About 25,000 children aged between 11 and 16 are problem gamblers, with many learning to bet via computer games and social media. The commission has learned that approximately 370,000 (12%) children in England, Scotland and Wales have gambled in the past week, . More than quarter of a million children gambled with a licensed operator, such as a bookmaker or online casino. About 25,000, are defined as problem gamblers, with a further 36,000 at risk of developing a problem.
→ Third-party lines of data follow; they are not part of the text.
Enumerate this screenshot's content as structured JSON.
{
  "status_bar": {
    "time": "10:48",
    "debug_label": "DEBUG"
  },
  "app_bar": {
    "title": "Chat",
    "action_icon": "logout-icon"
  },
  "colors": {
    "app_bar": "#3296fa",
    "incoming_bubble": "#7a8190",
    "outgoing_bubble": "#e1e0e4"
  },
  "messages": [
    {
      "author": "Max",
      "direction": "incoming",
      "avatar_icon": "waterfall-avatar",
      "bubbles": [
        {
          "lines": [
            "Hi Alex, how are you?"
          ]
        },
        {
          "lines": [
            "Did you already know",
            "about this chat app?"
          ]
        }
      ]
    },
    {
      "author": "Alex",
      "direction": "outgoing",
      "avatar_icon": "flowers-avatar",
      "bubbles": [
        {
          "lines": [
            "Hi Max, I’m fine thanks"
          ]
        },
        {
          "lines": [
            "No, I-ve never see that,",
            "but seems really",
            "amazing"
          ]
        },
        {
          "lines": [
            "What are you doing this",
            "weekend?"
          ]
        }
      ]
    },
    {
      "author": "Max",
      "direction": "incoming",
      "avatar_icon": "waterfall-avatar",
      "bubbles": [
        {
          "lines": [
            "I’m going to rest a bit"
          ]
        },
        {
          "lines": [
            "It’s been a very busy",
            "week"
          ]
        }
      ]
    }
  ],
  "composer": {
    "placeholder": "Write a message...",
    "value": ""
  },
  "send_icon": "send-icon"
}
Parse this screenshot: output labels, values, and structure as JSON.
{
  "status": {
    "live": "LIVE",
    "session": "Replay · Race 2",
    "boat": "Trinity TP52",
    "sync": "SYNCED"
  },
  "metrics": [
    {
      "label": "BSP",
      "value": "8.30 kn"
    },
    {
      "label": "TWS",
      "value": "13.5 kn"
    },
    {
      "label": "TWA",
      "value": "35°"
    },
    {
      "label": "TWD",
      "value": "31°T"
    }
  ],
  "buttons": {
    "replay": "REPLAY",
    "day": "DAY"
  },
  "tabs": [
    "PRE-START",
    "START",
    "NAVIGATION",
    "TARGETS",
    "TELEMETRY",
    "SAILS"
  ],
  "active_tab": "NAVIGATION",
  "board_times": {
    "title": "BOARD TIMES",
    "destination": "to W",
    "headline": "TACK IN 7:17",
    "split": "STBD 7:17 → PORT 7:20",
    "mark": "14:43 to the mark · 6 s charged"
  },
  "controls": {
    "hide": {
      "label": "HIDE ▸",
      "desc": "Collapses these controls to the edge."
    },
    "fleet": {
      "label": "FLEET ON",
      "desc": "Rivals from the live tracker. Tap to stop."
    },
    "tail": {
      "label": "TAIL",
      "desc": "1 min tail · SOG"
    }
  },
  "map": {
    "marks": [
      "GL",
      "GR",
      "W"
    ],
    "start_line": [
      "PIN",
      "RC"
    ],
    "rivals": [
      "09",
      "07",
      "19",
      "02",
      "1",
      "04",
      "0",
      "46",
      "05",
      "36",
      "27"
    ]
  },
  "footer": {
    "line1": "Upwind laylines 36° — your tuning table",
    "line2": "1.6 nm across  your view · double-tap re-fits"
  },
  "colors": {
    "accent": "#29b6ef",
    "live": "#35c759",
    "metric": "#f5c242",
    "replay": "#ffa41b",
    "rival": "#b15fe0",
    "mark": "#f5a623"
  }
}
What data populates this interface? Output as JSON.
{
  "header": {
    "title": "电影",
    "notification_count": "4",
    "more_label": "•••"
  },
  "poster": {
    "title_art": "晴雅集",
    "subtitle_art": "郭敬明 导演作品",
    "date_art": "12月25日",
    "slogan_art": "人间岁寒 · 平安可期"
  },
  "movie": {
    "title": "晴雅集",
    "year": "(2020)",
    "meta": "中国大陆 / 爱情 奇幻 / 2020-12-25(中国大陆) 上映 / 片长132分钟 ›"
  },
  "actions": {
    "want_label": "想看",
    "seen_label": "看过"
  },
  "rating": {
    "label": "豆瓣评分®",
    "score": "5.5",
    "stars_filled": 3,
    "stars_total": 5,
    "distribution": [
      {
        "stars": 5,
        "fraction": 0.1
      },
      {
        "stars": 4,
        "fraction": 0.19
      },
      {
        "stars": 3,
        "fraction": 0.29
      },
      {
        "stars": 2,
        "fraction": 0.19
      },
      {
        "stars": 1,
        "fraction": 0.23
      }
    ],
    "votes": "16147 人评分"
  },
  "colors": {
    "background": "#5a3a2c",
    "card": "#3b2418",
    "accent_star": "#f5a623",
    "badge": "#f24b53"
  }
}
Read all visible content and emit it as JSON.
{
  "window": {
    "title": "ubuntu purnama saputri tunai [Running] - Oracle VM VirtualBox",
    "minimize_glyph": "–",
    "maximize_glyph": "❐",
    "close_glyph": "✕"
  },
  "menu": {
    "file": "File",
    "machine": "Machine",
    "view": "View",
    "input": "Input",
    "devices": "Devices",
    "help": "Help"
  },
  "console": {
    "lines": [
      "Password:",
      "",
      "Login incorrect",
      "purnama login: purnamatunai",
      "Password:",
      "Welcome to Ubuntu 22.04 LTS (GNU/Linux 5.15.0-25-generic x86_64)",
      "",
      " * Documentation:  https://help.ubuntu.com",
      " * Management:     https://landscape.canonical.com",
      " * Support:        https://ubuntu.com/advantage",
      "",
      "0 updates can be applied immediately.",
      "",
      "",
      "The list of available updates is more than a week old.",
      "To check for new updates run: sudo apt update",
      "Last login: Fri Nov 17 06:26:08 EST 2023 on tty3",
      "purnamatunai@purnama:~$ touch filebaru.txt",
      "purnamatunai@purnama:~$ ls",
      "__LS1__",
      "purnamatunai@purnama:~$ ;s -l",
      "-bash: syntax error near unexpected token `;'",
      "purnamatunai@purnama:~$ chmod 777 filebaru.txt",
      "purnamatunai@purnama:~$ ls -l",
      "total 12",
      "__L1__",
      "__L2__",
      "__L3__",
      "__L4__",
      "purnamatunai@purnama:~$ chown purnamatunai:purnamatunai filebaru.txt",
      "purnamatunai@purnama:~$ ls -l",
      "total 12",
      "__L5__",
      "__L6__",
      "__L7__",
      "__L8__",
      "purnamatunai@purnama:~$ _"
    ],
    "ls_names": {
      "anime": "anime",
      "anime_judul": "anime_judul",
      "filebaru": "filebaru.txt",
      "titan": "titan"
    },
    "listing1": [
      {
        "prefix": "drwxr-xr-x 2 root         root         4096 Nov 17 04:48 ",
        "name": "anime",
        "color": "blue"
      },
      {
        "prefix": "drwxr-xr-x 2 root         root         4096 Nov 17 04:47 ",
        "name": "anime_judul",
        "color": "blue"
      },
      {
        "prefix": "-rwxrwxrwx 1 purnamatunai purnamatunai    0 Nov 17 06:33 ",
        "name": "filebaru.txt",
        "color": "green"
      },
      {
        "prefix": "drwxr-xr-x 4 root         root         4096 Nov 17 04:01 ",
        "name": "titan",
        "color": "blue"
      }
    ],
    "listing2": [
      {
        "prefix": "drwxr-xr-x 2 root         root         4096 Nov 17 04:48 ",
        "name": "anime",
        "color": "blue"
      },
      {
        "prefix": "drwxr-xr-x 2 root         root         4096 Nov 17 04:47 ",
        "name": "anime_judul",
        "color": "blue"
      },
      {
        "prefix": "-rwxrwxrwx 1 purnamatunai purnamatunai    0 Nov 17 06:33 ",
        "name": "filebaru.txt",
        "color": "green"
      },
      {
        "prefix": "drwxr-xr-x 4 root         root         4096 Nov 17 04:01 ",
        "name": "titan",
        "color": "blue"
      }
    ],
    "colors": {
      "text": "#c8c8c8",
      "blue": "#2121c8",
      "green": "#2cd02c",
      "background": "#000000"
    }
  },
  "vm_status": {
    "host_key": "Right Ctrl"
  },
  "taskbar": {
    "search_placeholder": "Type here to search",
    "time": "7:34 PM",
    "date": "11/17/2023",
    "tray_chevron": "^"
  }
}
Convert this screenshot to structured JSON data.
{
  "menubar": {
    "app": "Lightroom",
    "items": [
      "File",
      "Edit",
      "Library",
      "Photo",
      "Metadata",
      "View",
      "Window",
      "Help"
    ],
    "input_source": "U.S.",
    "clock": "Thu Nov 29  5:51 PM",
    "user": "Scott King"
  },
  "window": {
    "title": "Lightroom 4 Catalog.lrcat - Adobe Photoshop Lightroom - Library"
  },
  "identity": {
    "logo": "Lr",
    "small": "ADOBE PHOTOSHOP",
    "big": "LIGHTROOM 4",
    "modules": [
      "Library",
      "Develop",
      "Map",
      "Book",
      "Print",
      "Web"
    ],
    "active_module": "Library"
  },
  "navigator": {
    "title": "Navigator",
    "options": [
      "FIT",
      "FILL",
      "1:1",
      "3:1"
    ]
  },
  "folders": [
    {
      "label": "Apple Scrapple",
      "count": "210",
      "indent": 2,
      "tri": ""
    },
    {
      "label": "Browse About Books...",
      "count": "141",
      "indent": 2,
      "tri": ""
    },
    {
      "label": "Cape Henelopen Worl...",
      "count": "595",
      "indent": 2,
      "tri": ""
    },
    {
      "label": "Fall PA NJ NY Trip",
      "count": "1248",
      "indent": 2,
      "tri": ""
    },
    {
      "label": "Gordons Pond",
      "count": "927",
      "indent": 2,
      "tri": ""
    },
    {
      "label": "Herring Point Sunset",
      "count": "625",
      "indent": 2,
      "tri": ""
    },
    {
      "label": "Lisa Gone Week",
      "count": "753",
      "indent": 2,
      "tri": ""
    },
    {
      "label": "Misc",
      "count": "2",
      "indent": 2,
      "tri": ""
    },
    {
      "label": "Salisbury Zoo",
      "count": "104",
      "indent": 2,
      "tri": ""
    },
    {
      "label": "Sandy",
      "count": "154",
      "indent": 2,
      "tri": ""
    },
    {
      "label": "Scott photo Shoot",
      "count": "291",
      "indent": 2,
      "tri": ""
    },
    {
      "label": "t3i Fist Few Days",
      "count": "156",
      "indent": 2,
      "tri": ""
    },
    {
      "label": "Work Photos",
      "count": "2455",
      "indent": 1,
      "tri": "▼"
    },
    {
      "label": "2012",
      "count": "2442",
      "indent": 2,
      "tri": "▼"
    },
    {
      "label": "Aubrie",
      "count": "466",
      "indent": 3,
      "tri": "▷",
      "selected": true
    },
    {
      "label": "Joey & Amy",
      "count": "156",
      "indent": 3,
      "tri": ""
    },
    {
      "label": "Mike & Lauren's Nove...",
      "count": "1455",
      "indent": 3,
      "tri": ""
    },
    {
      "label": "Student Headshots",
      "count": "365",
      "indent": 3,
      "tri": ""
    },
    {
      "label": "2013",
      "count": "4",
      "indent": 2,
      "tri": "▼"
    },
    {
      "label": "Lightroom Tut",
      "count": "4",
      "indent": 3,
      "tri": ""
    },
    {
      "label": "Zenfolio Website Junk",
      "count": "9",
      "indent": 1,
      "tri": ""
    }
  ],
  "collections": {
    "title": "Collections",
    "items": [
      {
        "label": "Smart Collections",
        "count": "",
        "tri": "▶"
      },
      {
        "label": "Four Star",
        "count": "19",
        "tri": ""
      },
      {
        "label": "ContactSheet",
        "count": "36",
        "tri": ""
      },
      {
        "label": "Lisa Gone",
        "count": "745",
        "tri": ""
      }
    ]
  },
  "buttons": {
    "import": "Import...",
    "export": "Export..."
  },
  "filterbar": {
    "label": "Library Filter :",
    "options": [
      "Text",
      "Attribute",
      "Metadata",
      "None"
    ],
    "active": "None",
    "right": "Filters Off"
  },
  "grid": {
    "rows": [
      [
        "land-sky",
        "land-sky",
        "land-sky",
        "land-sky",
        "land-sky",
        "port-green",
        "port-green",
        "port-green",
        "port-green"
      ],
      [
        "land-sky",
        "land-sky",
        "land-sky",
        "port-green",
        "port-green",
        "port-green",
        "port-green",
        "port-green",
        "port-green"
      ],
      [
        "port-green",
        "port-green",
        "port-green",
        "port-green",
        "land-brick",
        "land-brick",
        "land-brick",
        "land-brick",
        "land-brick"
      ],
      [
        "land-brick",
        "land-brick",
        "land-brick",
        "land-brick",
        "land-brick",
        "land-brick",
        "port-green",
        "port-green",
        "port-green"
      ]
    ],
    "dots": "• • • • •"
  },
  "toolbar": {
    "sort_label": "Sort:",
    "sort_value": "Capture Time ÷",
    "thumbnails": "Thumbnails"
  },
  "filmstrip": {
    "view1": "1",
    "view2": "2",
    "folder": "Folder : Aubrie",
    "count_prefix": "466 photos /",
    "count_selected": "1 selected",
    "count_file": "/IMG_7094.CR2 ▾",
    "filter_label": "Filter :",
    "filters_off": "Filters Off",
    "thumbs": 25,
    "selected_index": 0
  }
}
Fruit machines remain the most common introduction to gambling for young people at 24%, followed by the National Lottery at 21%.
The commission also learned that children were increasingly being exposed to gambling in less traditional ways, such as through eSports (computer games competitions) and via social media.
The report found that 11% of children took part in skins betting, allowing online gamers to bet using in-game items, such as weapons or outfits, which can have real monetary value if traded.
Skins betting, an industry worth up to $5.1bn (£3.8bn) last year according to one US report, is a common feature of games such as Counter-Strike: Global Offensive.
Earlier this year, two men were convicted for running a website that allowed children to bet on the Fifa series of online football games.
More than one in 10 children reported having played casino-style games, which simulate roulette or fruit machines, on Facebook or smartphone apps.